Recorder Orchestras in Taiwan
My first visit to Taiwan was at the invitation of Yung-tai Liu – he asked me to conduct a combined Three Teachers’ Orchestra on a four-day course culminating in a concert in a programme including Steve Marshall’s First Symphony, my own Sinfonia Aquilonia and other works. At one separate rehearsal in a school classroom I saw several bass recorders in their cases behind a blackboard, where they had already gathered a fair bit of dust – I asked why they were so dusty and the response floored me : “Because we have too many!” Nowhere else had I ever experienced the situation of having too many bass recorders!

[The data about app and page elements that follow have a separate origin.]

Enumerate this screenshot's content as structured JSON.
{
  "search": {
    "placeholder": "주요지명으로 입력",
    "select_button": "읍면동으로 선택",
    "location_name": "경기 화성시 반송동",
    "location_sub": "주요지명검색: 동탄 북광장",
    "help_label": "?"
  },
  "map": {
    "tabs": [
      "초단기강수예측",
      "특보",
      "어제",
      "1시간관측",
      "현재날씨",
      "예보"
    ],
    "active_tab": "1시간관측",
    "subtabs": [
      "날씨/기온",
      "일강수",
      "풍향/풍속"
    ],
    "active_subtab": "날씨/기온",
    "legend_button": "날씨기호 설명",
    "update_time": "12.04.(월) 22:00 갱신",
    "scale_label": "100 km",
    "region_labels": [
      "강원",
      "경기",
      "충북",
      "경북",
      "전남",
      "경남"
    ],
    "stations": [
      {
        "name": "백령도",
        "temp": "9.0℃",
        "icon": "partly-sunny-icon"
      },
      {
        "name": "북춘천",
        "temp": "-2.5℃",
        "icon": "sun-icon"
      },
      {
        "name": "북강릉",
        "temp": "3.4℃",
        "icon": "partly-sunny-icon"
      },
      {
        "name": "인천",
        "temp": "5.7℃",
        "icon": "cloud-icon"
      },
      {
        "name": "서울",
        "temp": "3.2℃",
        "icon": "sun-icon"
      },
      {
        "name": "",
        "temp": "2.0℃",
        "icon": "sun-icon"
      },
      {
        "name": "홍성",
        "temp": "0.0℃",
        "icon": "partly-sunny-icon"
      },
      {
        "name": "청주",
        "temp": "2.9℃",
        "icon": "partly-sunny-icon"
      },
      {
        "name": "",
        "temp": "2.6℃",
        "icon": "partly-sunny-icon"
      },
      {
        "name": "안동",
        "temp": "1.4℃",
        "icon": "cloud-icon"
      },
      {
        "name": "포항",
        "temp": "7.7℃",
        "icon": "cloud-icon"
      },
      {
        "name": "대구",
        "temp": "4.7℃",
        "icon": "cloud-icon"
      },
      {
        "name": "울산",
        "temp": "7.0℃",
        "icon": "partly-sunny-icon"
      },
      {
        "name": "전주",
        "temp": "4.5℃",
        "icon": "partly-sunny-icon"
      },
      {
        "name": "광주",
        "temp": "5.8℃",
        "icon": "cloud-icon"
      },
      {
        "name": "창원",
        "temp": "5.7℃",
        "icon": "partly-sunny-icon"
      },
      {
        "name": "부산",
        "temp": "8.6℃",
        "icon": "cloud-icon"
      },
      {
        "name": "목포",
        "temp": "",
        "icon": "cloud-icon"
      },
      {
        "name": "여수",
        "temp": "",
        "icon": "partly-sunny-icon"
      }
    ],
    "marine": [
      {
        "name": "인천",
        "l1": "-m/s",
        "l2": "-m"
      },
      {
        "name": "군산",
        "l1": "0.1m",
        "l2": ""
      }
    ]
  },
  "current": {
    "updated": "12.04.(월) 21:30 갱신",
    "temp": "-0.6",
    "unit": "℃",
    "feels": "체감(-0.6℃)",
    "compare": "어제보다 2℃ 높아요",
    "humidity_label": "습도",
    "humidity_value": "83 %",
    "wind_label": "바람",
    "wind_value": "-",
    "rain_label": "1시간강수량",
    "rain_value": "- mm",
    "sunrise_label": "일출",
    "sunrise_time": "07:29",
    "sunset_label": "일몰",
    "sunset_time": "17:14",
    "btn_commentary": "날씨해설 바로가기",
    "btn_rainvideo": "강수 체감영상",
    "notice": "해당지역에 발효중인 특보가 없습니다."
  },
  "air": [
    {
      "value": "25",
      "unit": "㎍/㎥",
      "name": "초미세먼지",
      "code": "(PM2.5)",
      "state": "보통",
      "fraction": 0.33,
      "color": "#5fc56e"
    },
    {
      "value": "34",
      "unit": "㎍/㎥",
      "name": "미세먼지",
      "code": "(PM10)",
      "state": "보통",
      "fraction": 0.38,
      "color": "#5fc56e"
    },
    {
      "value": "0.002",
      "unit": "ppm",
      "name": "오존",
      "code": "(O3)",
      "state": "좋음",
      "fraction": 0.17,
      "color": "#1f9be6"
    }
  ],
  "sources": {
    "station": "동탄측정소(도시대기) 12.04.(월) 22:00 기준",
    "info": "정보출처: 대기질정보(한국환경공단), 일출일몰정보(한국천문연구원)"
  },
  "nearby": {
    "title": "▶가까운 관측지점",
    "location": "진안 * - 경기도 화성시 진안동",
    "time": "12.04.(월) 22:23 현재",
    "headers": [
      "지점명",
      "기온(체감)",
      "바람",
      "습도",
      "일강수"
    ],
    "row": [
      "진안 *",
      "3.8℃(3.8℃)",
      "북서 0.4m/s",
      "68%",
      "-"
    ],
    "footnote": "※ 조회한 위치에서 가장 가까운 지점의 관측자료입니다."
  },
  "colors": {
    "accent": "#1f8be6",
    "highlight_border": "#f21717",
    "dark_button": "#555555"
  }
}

Yung-tai had established the Taipei Youth Recorder Orchestra – TYRO – and they have developed fluency individually and as an ensemble with an ability to phrase musically and sympathetically in Romantic music as well as equal versatility in other periods and styles. The other teachers, Eric and Ken, have more mature players in their ensembles with slightly less virtuosic skills but similar enthusiasm for repertoire and adventure.
My subsequent visits to Taiwan over the following decade enabled me to lead days of workshops for conductors, teachers and ensembles – certainly these included the first-ever, so far as we know, Masterclasses for Recorder Orchestra Conductors, in which each regular ensemble played for a 90-minute session, 4 groups with their conductors per day. Music included the Rossini Overture to The Italian Girl in Algiers and one of Soeren Sieg’s earlier pieces for smaller ensemble but played en masse.
The playing level was, from the outset, a welcome surprise – some skillful dexterity and neat articulation coupled with a high awareness of intonation issues and some solutions. Most players use only plastic instruments, and blow with reasonable consistency and firm tone, although dynamic variation is less developed.
Another significant figure in the Taiwan scene is Meng-Heng Chen with her groups from Hsinchu – she now invites many leading players and teachers from Europe to courses/workshops and concerts in a well-devised rolling programme of activities which help players achieve high ratings in international solo competitions as well as winning prizes for ensemble playing.
She also teaches student teachers who are now taking up teaching positions in schools throughout Taiwan, so that the development of the instrument, the recorder orchestra principle, and the repertoire is being actively promoted at a high level by people who really know what they are doing.
How did this all come about? I was told on my first trip that some, now, 30 years ago, the Taiwanese government decreed that all students at primary school must play the recorder, and they not only provided instruments, but also ensured the first teachers were trained to deliver the programme. Add to this the introduction, very near the beginning, of 4-part music including the necessity for students, even as young as 6, to play alto, tenor and bass as well as starting on the soprano. There is no limitation from hand-size or learning both F and C fingerings – although some young hands inevitably cannot yet stretch (they are not forced to do what nature hasn’t yet enabled them to do comfortably). At the same time, brains and hands are encouraged to develop perhaps more rapidly because they are exposed to the opportunities to play these bigger instruments.
On YouTube now one can see and hear these Taiwanese ensembles playing with skill, enjoyment, even magic – apart from the policies mentioned above, all of this has only been possible through the dedication, determination and skillful educational processes of the outstanding teachers. The rest of the world certainly admires what these Taiwanese musicians have achieved and aims to emulate them – sharing what we love in music and recorder-playing makes us all wiser, more sensitive and more adventurous in our musical endeavours.
Colin Touchin conducting his Manchester Welcome with the Three Teachers’ Orchestra:
Meng-heng Chen conducting Steve Marshall:
Other Impressive SE Asian Youth Recorder Orchestras:
(Colin Touchin is the founder of the National Youth Recorder Orchestras in the UK in 2002; with his teacher Dennis Bamforth and Paul Clark he conducted the first UK Recorder Orchestra at the Northern Recorder Course in 1973; he conducted the first weekly Recorder Orchestra at Stockport Recorder College from 1974 to 1980; he organised and conducted the first Recorder Orchestra Recordings from 1979 to 1985; he is also the founder of Spires Philharmonic Chorus and Orchestra in Coventry and the Warwick Orchestral Winds; he served as Director of Music at the University of Warwick from 1989 to 2003, and was Chairman of the British Association of Symphonic Bands and Wind Ensembles, and Vice-Chairman of the British and International Federation of Festivals. Now based in Hong Kong and Europe he is the Chief Conductor of the Lufthansa Orchestra in Frankfurt, the Hong Kong Welsh Male Voice Choir, a regular presenter on chamber/choral/wind band music on RTHK, and an adjudicator of over 44 years’ experience.)